• [Exercise goal]
From the line containing "Enumerate this screenshot's" to the end of the data, retype every line exactly and nothing else. Drop the pictures.

• [Excerpts from an interface dataset]
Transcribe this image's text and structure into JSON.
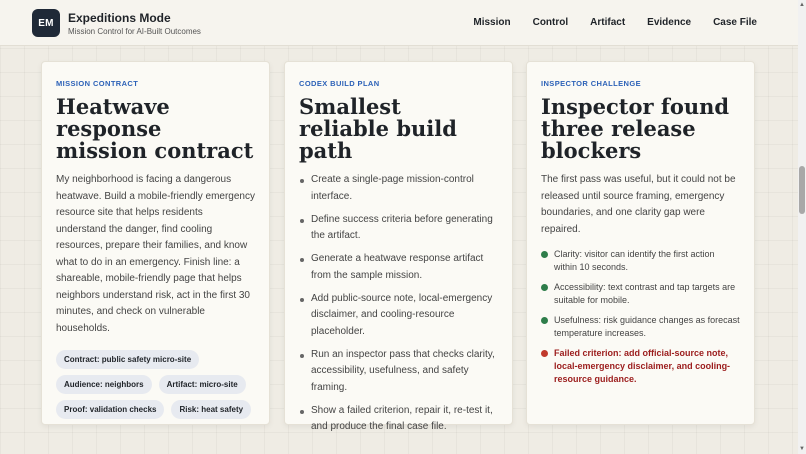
{
  "header": {
    "logo_initials": "EM",
    "title": "Expeditions Mode",
    "subtitle": "Mission Control for AI-Built Outcomes",
    "nav": [
      {
        "label": "Mission"
      },
      {
        "label": "Control"
      },
      {
        "label": "Artifact"
      },
      {
        "label": "Evidence"
      },
      {
        "label": "Case File"
      }
    ]
  },
  "cards": {
    "contract": {
      "label": "MISSION CONTRACT",
      "title": "Heatwave response mission contract",
      "body": "My neighborhood is facing a dangerous heatwave. Build a mobile-friendly emergency resource site that helps residents understand the danger, find cooling resources, prepare their families, and know what to do in an emergency. Finish line: a shareable, mobile-friendly page that helps neighbors understand risk, act in the first 30 minutes, and check on vulnerable households.",
      "pills": [
        "Contract: public safety micro-site",
        "Audience: neighbors",
        "Artifact: micro-site",
        "Proof: validation checks",
        "Risk: heat safety"
      ]
    },
    "plan": {
      "label": "CODEX BUILD PLAN",
      "title": "Smallest reliable build path",
      "steps": [
        "Create a single-page mission-control interface.",
        "Define success criteria before generating the artifact.",
        "Generate a heatwave response artifact from the sample mission.",
        "Add public-source note, local-emergency disclaimer, and cooling-resource placeholder.",
        "Run an inspector pass that checks clarity, accessibility, usefulness, and safety framing.",
        "Show a failed criterion, repair it, re-test it, and produce the final case file."
      ]
    },
    "inspector": {
      "label": "INSPECTOR CHALLENGE",
      "title": "Inspector found three release blockers",
      "body": "The first pass was useful, but it could not be released until source framing, emergency boundaries, and one clarity gap were repaired.",
      "criteria": [
        {
          "text": "Clarity: visitor can identify the first action within 10 seconds.",
          "status": "pass",
          "color": "#2e7d4a"
        },
        {
          "text": "Accessibility: text contrast and tap targets are suitable for mobile.",
          "status": "pass",
          "color": "#2e7d4a"
        },
        {
          "text": "Usefulness: risk guidance changes as forecast temperature increases.",
          "status": "pass",
          "color": "#2e7d4a"
        },
        {
          "text": "Failed criterion: add official-source note, local-emergency disclaimer, and cooling-resource guidance.",
          "status": "fail",
          "color": "#c0392b"
        }
      ]
    }
  },
  "colors": {
    "accent_label": "#2d62b8",
    "logo_bg": "#1f2937",
    "pill_bg": "#e7eaf0",
    "fail_text": "#9b1c1c"
  }
}
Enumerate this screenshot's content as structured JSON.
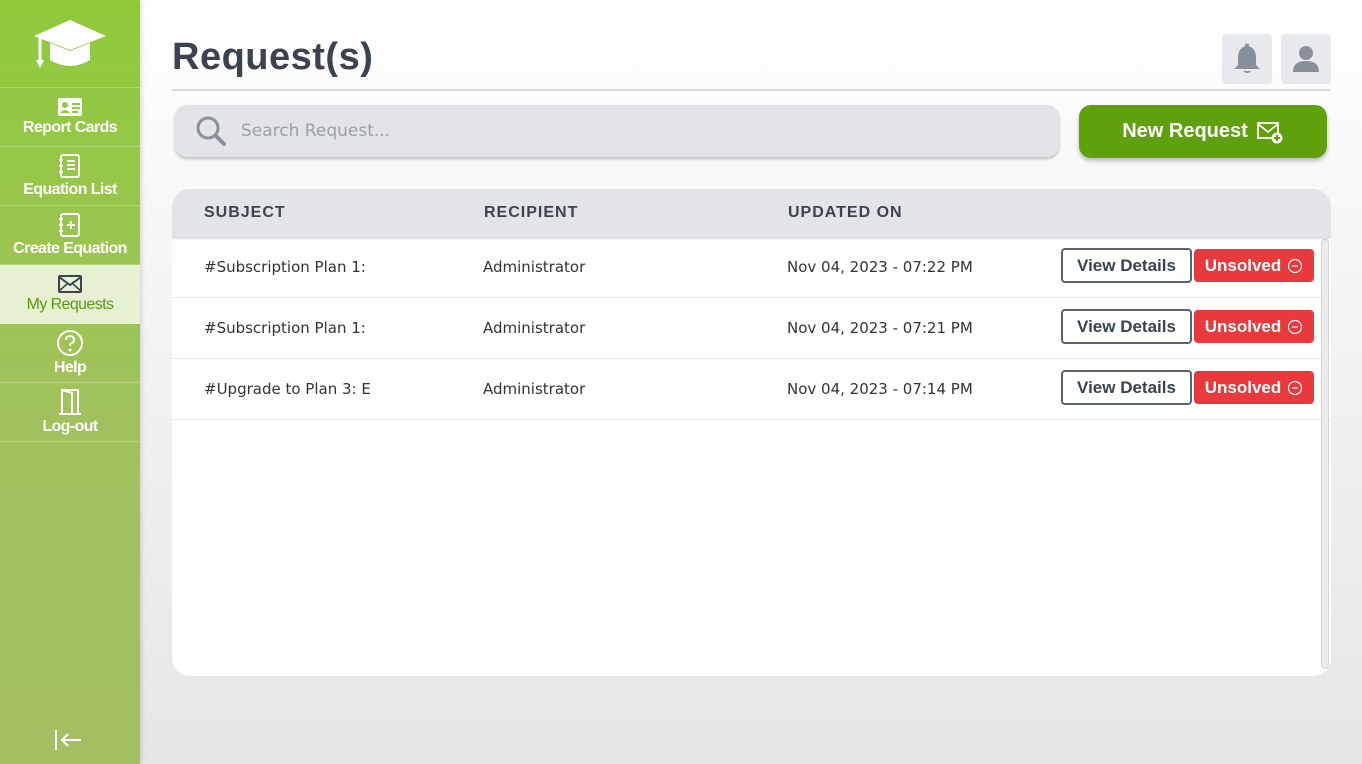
{
  "sidebar": {
    "items": [
      {
        "label": "Report Cards",
        "icon": "id-card-icon"
      },
      {
        "label": "Equation List",
        "icon": "notebook-list-icon"
      },
      {
        "label": "Create Equation",
        "icon": "notebook-plus-icon"
      },
      {
        "label": "My Requests",
        "icon": "envelope-icon",
        "active": true
      },
      {
        "label": "Help",
        "icon": "question-circle-icon"
      },
      {
        "label": "Log-out",
        "icon": "door-icon"
      }
    ]
  },
  "header": {
    "title": "Request(s)"
  },
  "search": {
    "placeholder": "Search Request..."
  },
  "actions": {
    "new_request_label": "New Request"
  },
  "table": {
    "headers": [
      "SUBJECT",
      "RECIPIENT",
      "UPDATED ON"
    ],
    "rows": [
      {
        "subject": "#Subscription Plan 1:",
        "recipient": "Administrator",
        "updated": "Nov 04, 2023 - 07:22 PM",
        "view_label": "View Details",
        "status": "Unsolved"
      },
      {
        "subject": "#Subscription Plan 1:",
        "recipient": "Administrator",
        "updated": "Nov 04, 2023 - 07:21 PM",
        "view_label": "View Details",
        "status": "Unsolved"
      },
      {
        "subject": "#Upgrade to Plan 3: E",
        "recipient": "Administrator",
        "updated": "Nov 04, 2023 - 07:14 PM",
        "view_label": "View Details",
        "status": "Unsolved"
      }
    ]
  },
  "colors": {
    "sidebar_green": "#8fcb3a",
    "primary_green": "#5fa00d",
    "unsolved_red": "#e8393c",
    "heading_dark": "#3a4350"
  }
}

• [Answer to the problem]
Enumerate this screenshot's content as structured JSON.
{
  "sidebar": {
    "items": [
      {
        "label": "Report Cards",
        "icon": "id-card-icon"
      },
      {
        "label": "Equation List",
        "icon": "notebook-list-icon"
      },
      {
        "label": "Create Equation",
        "icon": "notebook-plus-icon"
      },
      {
        "label": "My Requests",
        "icon": "envelope-icon",
        "active": true
      },
      {
        "label": "Help",
        "icon": "question-circle-icon"
      },
      {
        "label": "Log-out",
        "icon": "door-icon"
      }
    ]
  },
  "header": {
    "title": "Request(s)"
  },
  "search": {
    "placeholder": "Search Request..."
  },
  "actions": {
    "new_request_label": "New Request"
  },
  "table": {
    "headers": [
      "SUBJECT",
      "RECIPIENT",
      "UPDATED ON"
    ],
    "rows": [
      {
        "subject": "#Subscription Plan 1:",
        "recipient": "Administrator",
        "updated": "Nov 04, 2023 - 07:22 PM",
        "view_label": "View Details",
        "status": "Unsolved"
      },
      {
        "subject": "#Subscription Plan 1:",
        "recipient": "Administrator",
        "updated": "Nov 04, 2023 - 07:21 PM",
        "view_label": "View Details",
        "status": "Unsolved"
      },
      {
        "subject": "#Upgrade to Plan 3: E",
        "recipient": "Administrator",
        "updated": "Nov 04, 2023 - 07:14 PM",
        "view_label": "View Details",
        "status": "Unsolved"
      }
    ]
  },
  "colors": {
    "sidebar_green": "#8fcb3a",
    "primary_green": "#5fa00d",
    "unsolved_red": "#e8393c",
    "heading_dark": "#3a4350"
  }
}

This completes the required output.